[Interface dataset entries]
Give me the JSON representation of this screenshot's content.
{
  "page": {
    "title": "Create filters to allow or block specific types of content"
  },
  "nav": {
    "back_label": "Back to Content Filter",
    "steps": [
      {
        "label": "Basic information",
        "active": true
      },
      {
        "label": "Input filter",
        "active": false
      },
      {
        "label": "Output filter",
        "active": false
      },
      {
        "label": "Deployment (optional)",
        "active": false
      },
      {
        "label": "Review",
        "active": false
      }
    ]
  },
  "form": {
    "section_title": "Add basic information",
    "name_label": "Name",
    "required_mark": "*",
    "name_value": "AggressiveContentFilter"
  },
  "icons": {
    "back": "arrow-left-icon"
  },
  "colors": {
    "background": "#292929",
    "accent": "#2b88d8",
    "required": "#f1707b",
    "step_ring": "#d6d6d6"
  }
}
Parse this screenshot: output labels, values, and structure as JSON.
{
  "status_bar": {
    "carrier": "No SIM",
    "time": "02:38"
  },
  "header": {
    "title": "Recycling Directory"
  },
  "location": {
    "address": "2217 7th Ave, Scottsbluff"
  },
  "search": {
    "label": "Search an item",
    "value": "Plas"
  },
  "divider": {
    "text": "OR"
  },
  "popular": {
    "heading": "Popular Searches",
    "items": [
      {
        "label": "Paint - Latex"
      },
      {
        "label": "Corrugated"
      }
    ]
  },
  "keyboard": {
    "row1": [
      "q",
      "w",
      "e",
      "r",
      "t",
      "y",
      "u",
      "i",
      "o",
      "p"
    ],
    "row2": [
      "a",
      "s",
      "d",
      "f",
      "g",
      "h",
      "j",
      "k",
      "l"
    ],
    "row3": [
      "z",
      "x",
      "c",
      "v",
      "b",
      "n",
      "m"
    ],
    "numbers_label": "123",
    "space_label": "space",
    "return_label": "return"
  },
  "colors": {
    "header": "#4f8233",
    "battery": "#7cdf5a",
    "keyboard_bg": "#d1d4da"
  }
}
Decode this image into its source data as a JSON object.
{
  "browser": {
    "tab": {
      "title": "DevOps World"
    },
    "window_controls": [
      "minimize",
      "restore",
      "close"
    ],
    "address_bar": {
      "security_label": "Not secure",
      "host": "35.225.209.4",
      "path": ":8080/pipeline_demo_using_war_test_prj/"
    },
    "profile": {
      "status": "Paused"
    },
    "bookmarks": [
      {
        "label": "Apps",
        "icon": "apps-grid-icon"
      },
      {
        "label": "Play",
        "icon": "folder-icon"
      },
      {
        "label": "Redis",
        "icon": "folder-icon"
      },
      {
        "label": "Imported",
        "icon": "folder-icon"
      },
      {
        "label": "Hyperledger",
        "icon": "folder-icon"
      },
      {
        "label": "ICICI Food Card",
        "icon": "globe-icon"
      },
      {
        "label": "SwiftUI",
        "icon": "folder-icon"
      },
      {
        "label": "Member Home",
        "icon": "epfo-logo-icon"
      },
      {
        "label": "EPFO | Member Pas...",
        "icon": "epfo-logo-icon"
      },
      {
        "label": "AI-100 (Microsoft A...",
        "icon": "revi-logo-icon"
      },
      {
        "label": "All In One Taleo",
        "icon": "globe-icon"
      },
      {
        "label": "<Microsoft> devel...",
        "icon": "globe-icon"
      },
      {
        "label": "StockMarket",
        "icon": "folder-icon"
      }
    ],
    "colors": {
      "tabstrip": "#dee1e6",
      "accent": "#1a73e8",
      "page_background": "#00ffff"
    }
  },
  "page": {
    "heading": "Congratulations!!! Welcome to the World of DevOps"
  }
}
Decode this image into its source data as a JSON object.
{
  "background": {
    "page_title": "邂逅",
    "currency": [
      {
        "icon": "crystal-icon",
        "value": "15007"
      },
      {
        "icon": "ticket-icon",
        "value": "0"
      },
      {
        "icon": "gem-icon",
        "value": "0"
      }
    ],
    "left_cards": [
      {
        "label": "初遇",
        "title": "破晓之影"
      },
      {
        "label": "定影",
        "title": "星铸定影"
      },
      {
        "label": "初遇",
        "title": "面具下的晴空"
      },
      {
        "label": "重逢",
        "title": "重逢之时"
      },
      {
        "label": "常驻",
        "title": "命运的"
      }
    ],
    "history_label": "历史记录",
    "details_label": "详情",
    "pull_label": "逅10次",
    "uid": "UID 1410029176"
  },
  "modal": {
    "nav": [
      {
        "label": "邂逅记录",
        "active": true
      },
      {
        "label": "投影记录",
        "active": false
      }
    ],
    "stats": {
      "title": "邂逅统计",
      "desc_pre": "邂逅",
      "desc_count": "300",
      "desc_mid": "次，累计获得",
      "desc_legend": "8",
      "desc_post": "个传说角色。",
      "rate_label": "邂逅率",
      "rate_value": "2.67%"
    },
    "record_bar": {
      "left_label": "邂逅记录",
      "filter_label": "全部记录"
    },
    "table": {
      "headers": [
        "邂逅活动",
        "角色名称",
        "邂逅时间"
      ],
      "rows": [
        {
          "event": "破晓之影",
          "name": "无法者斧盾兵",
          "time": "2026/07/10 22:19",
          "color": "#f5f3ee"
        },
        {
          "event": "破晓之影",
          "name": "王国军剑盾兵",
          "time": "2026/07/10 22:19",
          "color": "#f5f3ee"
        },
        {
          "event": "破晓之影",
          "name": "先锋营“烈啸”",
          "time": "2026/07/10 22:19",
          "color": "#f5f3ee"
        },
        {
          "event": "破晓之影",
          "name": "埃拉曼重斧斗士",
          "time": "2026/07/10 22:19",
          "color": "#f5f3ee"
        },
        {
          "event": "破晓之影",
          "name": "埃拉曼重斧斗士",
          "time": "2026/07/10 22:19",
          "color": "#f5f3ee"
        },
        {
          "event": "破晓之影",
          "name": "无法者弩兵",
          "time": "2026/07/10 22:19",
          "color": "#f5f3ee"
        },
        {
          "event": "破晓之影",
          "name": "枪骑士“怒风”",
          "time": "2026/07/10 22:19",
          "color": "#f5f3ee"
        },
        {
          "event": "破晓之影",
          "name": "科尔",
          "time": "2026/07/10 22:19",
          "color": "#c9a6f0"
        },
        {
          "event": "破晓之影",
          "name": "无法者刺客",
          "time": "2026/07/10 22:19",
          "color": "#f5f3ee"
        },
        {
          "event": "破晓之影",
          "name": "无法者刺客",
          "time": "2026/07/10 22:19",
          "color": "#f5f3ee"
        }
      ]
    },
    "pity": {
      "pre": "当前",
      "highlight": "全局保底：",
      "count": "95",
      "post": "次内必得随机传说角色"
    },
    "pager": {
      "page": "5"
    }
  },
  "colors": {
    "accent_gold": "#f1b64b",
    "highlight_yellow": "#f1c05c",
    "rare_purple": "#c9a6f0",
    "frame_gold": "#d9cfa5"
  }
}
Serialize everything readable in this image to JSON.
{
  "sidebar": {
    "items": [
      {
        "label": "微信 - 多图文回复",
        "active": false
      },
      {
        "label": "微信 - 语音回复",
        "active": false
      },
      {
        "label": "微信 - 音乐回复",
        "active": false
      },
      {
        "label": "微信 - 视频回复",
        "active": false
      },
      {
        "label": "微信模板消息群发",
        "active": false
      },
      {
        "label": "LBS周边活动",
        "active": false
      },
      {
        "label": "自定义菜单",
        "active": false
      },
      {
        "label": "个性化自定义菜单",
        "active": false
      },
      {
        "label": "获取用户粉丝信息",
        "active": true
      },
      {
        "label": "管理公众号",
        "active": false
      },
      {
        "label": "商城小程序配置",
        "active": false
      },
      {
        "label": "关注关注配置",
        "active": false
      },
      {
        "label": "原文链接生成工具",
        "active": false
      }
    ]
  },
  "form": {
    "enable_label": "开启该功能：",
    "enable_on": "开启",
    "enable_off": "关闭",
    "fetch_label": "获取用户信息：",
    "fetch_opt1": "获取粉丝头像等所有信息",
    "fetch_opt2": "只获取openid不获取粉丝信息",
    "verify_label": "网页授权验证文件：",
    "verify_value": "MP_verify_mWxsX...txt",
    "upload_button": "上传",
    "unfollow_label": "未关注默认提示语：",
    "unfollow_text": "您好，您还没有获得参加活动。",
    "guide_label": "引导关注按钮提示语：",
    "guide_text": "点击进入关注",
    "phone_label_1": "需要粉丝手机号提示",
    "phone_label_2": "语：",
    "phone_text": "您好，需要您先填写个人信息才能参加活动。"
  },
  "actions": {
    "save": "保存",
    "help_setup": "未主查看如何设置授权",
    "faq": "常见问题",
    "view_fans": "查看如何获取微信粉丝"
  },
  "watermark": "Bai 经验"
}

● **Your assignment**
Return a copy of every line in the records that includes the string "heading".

● **Exercise answer**
    "heading": "Popular Searches",
    "heading": "Congratulations!!! Welcome to the World of DevOps"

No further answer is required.